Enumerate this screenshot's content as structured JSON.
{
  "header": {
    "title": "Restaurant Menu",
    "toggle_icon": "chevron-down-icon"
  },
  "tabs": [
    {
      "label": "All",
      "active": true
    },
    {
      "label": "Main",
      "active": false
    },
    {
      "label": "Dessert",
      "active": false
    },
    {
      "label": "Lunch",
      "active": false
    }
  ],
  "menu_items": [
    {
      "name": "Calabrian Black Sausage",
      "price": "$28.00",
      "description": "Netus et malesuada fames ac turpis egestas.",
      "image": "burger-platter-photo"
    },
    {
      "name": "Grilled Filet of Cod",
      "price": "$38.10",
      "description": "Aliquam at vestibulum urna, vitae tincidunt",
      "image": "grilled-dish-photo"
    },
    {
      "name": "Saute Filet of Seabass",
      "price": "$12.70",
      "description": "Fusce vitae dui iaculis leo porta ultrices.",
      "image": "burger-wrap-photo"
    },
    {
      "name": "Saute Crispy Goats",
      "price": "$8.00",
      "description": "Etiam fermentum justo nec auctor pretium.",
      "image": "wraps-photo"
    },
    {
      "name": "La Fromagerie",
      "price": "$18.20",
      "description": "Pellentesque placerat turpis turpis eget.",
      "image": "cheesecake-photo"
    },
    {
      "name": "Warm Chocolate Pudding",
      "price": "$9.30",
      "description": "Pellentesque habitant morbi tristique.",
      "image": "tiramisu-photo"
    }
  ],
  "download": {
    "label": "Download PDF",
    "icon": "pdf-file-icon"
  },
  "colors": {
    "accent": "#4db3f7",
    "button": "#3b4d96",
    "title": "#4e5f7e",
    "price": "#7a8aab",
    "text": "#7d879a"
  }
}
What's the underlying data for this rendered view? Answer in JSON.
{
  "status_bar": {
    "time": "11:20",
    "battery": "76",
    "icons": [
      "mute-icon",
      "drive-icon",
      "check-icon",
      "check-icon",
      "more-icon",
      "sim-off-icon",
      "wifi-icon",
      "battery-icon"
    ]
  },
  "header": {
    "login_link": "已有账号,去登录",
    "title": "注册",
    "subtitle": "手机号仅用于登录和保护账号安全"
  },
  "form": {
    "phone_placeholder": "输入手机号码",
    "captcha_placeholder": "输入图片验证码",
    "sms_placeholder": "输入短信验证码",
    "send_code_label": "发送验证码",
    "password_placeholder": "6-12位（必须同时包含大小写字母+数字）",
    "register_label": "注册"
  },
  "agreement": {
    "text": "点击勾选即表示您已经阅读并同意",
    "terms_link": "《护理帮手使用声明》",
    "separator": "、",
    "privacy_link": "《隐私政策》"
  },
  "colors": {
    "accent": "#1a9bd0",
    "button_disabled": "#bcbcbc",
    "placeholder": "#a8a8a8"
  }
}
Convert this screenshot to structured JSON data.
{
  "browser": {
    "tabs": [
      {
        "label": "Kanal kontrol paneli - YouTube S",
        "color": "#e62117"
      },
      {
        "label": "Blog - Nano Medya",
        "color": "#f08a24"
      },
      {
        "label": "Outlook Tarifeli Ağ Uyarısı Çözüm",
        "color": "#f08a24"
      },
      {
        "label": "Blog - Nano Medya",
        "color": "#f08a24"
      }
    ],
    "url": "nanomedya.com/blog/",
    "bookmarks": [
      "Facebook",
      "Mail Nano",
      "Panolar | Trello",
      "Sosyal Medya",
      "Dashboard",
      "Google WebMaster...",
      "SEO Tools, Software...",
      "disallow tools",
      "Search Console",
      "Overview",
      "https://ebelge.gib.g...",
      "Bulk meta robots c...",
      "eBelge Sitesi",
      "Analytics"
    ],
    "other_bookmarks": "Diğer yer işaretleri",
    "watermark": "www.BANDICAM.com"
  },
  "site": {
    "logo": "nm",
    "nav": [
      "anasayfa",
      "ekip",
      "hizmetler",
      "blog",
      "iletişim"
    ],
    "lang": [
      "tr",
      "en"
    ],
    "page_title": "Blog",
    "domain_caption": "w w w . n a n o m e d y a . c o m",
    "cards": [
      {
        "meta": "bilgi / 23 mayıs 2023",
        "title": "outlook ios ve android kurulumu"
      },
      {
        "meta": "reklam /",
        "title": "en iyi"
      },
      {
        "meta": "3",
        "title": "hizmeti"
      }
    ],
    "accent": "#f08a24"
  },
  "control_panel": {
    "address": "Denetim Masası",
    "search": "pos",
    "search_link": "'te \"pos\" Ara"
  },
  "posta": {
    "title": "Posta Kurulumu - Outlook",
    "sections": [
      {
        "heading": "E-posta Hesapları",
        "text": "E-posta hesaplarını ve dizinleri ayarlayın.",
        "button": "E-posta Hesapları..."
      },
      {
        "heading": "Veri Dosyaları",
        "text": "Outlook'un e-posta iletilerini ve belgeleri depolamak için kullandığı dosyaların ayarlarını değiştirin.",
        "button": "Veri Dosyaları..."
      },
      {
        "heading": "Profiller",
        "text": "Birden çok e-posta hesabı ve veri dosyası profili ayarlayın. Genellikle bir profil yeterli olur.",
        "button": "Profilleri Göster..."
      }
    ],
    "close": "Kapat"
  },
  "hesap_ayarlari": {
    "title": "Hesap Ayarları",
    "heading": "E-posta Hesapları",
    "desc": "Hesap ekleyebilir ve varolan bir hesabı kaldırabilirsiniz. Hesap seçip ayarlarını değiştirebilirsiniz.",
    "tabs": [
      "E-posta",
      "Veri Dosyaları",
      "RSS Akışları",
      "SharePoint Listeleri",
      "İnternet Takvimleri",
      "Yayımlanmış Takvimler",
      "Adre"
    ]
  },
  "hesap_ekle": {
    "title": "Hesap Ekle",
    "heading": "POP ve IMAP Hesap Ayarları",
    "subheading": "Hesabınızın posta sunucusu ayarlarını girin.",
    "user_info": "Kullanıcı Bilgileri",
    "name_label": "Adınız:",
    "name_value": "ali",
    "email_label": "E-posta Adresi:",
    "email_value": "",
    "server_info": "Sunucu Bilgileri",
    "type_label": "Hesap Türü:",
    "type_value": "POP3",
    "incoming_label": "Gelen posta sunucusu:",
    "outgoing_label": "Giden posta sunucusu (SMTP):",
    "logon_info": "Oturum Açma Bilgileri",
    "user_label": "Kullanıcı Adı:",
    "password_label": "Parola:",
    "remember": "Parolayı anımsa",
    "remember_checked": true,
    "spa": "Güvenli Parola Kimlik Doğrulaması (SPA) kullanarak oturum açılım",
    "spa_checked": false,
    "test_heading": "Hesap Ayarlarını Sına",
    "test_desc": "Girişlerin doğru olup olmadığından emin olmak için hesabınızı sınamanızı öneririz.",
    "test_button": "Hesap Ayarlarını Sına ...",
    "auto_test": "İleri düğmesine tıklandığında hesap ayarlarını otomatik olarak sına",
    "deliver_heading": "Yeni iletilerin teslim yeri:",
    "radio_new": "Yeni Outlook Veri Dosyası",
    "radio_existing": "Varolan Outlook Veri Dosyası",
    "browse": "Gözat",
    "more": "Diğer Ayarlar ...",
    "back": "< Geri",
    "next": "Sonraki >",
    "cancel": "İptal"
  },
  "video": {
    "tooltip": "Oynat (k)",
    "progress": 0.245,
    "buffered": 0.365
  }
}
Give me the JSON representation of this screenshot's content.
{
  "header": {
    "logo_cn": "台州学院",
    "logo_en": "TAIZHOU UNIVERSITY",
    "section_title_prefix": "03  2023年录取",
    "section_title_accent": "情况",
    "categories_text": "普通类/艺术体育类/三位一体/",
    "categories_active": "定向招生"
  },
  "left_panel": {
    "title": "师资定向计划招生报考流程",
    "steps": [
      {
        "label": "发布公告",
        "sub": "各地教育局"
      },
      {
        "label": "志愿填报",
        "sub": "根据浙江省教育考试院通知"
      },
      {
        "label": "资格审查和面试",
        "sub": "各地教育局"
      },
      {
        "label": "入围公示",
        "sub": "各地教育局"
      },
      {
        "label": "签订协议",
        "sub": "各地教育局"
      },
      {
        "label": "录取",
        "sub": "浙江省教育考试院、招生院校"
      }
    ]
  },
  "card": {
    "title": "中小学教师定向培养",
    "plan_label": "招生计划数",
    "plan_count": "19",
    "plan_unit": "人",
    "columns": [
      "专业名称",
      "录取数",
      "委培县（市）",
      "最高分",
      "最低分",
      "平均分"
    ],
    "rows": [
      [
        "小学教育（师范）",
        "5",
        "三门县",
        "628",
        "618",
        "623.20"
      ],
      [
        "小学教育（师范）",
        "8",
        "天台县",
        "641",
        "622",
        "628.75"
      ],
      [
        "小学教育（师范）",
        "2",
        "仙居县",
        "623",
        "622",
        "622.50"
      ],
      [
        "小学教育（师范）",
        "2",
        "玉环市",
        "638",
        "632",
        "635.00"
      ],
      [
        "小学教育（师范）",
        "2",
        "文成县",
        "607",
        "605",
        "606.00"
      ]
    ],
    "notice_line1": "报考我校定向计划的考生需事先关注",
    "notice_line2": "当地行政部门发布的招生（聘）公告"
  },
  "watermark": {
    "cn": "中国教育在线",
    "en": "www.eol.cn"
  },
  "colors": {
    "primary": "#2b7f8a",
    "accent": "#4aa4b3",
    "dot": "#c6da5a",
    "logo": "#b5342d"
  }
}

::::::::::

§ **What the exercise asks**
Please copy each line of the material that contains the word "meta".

§ **Solution to the problem**
      "Bulk meta robots c...",
        "meta": "bilgi / 23 mayıs 2023",
        "meta": "reklam /",
        "meta": "3",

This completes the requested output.